“Life is too short to be in a hurry” Henry David Thoreau
As we march boldly forward along the techno road and our lives become busier and busier, some form of the question, “how do you find happiness in a busy world” flashes across the screen of our mind. Especially as we find ourselves clamoring for time, as if a 24 hour day is no longer enough to get everything done.
Anything which has “instant” in the name sells like hotcakes, and it doesn’t matter whether its instant food, instant messages, even instant house renovation.
“Instant everything” reminds me of an old joke. I’m not sure if it was George Carlin, Steve Martin or another comedian, but it went something like, “Americans are the only people that will stand in front of a microwave warming up their coffee, yelling, “Hurry up, dammit.”
Unfortunately, that “old” joke applies to a lot of the world now, not just Americans.
We’re all so busy that life is passing us by and that’s not good; it’s not good for our relationships, it’s not good for our health, it’s not good of our mental wellbeing and it’s not good for our soul.
So how do we change it?
Many experts agree, the best answer is to simplify your life, de-clutter and unplug. Maybe that advice is too simplistic or too generalized, and I get that. Instead, let me share some powerful ideas from Lori Deschene, of “Tiny Buddha” fame, that will help you unearth your happiness…
1. Recognize your non-negotiable needs.
Write down the top two or three things you need to do daily for your emotional well-being, your physical health, and your sense of balance. Include the bare minimum you could do to meet these, and ideal times. For me, that includes:
- Daily meditation and/or deep breathing (five minutes after waking up)
- Journaling (five minutes before going to sleep)
- Daily exercise, even if just a walk outside (ten minutes around lunch time)
- Consistent sleep (Eight hours—doable if I’m more efficient instead of wasting time online)
Sense of balance
- Time to relax and unwind (a half-hour bath at night)
- Time to play (a half-hour of something fun at night, preferably with someone else)
You’ve now established the bare minimum for your needs and created a plan to meet them. Even meeting the minimum might be hard. It might require you to ask for help or say no to certain requests. Think of it as saying yes to your happiness.
2. Set realistic expectations about what you can do and what you can’t.
I have a habit of making a schedule based on what I want to accomplish, and then feeling disappointed in myself if I don’t meet that.
My schedule doesn’t often leave room for the unexpected, which could encompass tasks taking longer than I anticipated they would, or new opportunities coming up, personally or professionally.
If you’re striving to meet your boss’ expectations, you may have less leeway in being flexible. But when it comes to the arbitrary deadlines we set for ourselves, we have the power to release the pressure.
I often worry that deviations from “my plan” mean I’m losing control and decreasing the odds of doing what I set out to do. This actually sets me up for failure.

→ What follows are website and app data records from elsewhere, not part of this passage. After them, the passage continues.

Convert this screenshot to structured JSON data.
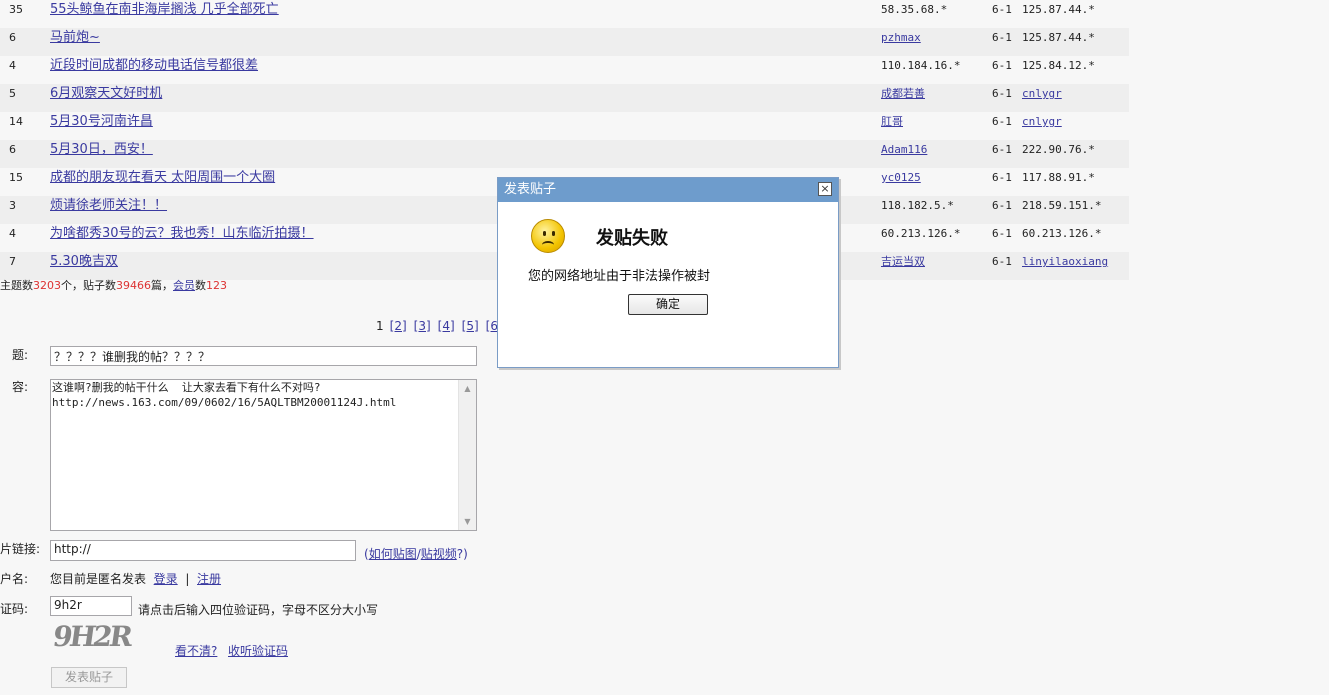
{
  "topics": [
    {
      "replies": "35",
      "title": "55头鲸鱼在南非海岸搁浅 几乎全部死亡",
      "author": "58.35.68.*",
      "author_link": false,
      "date": "6-1",
      "last_reply": "125.87.44.*",
      "last_link": false
    },
    {
      "replies": "6",
      "title": "马前炮~",
      "author": "pzhmax",
      "author_link": true,
      "date": "6-1",
      "last_reply": "125.87.44.*",
      "last_link": false
    },
    {
      "replies": "4",
      "title": "近段时间成都的移动电话信号都很差",
      "author": "110.184.16.*",
      "author_link": false,
      "date": "6-1",
      "last_reply": "125.84.12.*",
      "last_link": false
    },
    {
      "replies": "5",
      "title": "6月观察天文好时机",
      "author": "成都若善",
      "author_link": true,
      "date": "6-1",
      "last_reply": "cnlygr",
      "last_link": true
    },
    {
      "replies": "14",
      "title": "5月30号河南许昌",
      "author": "肛哥",
      "author_link": true,
      "date": "6-1",
      "last_reply": "cnlygr",
      "last_link": true
    },
    {
      "replies": "6",
      "title": "5月30日，西安！",
      "author": "Adam116",
      "author_link": true,
      "date": "6-1",
      "last_reply": "222.90.76.*",
      "last_link": false
    },
    {
      "replies": "15",
      "title": "成都的朋友现在看天  太阳周围一个大圈",
      "author": "yc0125",
      "author_link": true,
      "date": "6-1",
      "last_reply": "117.88.91.*",
      "last_link": false
    },
    {
      "replies": "3",
      "title": "烦请徐老师关注！！",
      "author": "118.182.5.*",
      "author_link": false,
      "date": "6-1",
      "last_reply": "218.59.151.*",
      "last_link": false
    },
    {
      "replies": "4",
      "title": "为啥都秀30号的云？我也秀！山东临沂拍摄！",
      "author": "60.213.126.*",
      "author_link": false,
      "date": "6-1",
      "last_reply": "60.213.126.*",
      "last_link": false
    },
    {
      "replies": "7",
      "title": "5.30晚吉双",
      "author": "吉运当双",
      "author_link": true,
      "date": "6-1",
      "last_reply": "linyilaoxiang",
      "last_link": true
    }
  ],
  "stats": {
    "p1": "主题数",
    "topics": "3203",
    "p2": "个，贴子数",
    "posts": "39466",
    "p3": "篇，",
    "members_link": "会员",
    "p4": "数",
    "members": "123"
  },
  "pager": {
    "current": "1",
    "pages": [
      "[2]",
      "[3]",
      "[4]",
      "[5]",
      "[6"
    ]
  },
  "form": {
    "subject_label": "题:",
    "subject_value": "？？？？谁删我的帖？？？？",
    "content_label": "容:",
    "content_value": "这谁啊?删我的帖干什么  让大家去看下有什么不对吗?\nhttp://news.163.com/09/0602/16/5AQLTBM20001124J.html",
    "image_label": "片链接:",
    "image_value": "http://",
    "help_open": "(",
    "help_image": "如何贴图",
    "help_sep": "/",
    "help_video": "贴视频",
    "help_close": "?)",
    "user_label": "户名:",
    "anon_text": "您目前是匿名发表",
    "login": "登录",
    "bar": "|",
    "register": "注册",
    "captcha_label": "证码:",
    "captcha_value": "9h2r",
    "captcha_hint": "请点击后输入四位验证码，字母不区分大小写",
    "captcha_image_text": "9H2R",
    "cant_see": "看不清?",
    "listen": "收听验证码",
    "submit": "发表贴子"
  },
  "dialog": {
    "title": "发表贴子",
    "close": "×",
    "heading": "发贴失败",
    "message": "您的网络地址由于非法操作被封",
    "ok": "确定",
    "icon": "sad-face-icon"
  }
}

When I worry about what I’m not doing, I’m not focused on what I am. And that’s what’s enabled me to do things well in the past: not perfect adherence to a schedule, but focus and immersion in the process.
A better approach is to set a plan, do what we can, and then adjust as we go. Whatever we can’t comfortably fit in a day will just have to wait.

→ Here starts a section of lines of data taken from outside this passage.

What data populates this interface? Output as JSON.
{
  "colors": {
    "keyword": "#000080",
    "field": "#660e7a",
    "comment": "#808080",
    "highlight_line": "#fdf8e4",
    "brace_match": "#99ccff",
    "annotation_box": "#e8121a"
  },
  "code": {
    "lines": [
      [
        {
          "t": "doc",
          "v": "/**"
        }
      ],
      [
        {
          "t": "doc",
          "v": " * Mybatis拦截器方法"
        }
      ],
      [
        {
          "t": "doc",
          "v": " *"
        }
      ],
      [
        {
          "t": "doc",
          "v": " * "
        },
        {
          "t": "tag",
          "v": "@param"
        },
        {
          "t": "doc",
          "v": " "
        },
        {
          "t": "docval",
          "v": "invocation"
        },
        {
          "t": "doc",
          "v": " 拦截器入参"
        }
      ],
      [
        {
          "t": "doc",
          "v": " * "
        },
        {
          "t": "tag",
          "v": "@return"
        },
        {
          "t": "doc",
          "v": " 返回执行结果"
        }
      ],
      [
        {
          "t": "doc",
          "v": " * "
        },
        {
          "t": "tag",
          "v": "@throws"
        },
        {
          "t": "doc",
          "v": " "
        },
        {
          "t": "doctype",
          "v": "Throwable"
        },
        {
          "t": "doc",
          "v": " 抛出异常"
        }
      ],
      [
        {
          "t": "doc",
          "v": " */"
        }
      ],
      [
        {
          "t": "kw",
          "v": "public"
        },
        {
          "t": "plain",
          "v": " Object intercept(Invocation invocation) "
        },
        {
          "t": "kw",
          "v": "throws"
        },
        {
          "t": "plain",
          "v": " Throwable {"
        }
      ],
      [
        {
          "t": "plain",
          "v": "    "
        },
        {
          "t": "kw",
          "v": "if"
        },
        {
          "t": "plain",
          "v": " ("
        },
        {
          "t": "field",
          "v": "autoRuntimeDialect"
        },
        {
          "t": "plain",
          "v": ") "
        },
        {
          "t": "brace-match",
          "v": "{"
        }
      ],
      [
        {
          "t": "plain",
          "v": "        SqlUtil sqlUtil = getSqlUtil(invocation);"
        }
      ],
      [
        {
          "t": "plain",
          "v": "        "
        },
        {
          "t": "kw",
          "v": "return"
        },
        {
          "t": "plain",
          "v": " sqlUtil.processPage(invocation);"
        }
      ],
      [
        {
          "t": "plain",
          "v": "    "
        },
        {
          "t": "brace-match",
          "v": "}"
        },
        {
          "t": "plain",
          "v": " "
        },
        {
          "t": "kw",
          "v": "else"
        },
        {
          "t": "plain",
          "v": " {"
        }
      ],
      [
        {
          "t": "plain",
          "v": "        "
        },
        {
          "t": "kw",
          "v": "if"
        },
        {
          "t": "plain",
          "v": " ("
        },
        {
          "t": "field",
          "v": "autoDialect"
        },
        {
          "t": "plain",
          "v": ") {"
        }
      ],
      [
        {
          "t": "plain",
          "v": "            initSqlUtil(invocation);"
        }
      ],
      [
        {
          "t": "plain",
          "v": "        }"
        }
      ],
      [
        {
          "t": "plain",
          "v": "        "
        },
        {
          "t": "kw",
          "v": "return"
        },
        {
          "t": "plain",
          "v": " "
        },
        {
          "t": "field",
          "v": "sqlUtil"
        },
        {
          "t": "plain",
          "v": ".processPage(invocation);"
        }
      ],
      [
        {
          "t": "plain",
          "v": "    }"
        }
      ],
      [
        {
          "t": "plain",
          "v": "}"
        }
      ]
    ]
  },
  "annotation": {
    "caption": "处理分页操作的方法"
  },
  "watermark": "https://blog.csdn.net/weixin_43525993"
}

3. Regularly check in with yourself to ensure your choices are supporting your intentions.
I’ve found some contradictions in my recent mode of operating, including:
- I try to do everything myself because this site means so much to me, and I fear delegating responsibility to someone who may not care quite as much. The consequence: I’m sometimes stretched too thin to give everything the care it deserves.
- I’m taking on new projects because I know I’ll be happier for stretching myself, but I’ve deprioritized a lot of the other things that make me happy.
In recognizing these contradictions, I’m able to adjust accordingly.
I can challenge the belief that tells me I need to do everything myself, and seek help (which I’ve recently done). I can create a better balance between working toward future joy and creating joy in the process.
Take the time to check in what you really want—not just some day down the road, but in your everyday experience in the world. If you recognize you’re not enabling that, make tiny adjustments where you can.
In the modern world, the pace of life is moving at the “speed of stress,” accelerating at an unhealthy pace, we’ve forgotten how to slow down in this busy world.
To be able to live an authentic life we must make conscious choices. Yet in this fast passed world, conscious thinking gives way to reaction and choices that don’t serve us. As we look back we recognize that we’ve reacted to social pressure or made choices based on expediency, instead of making choices that arise from our core selves, choices that are authentic.
How do you find happiness in a busy world? Slow down. Simplify, it’s the key to living a life we really want to be living…an authentic life.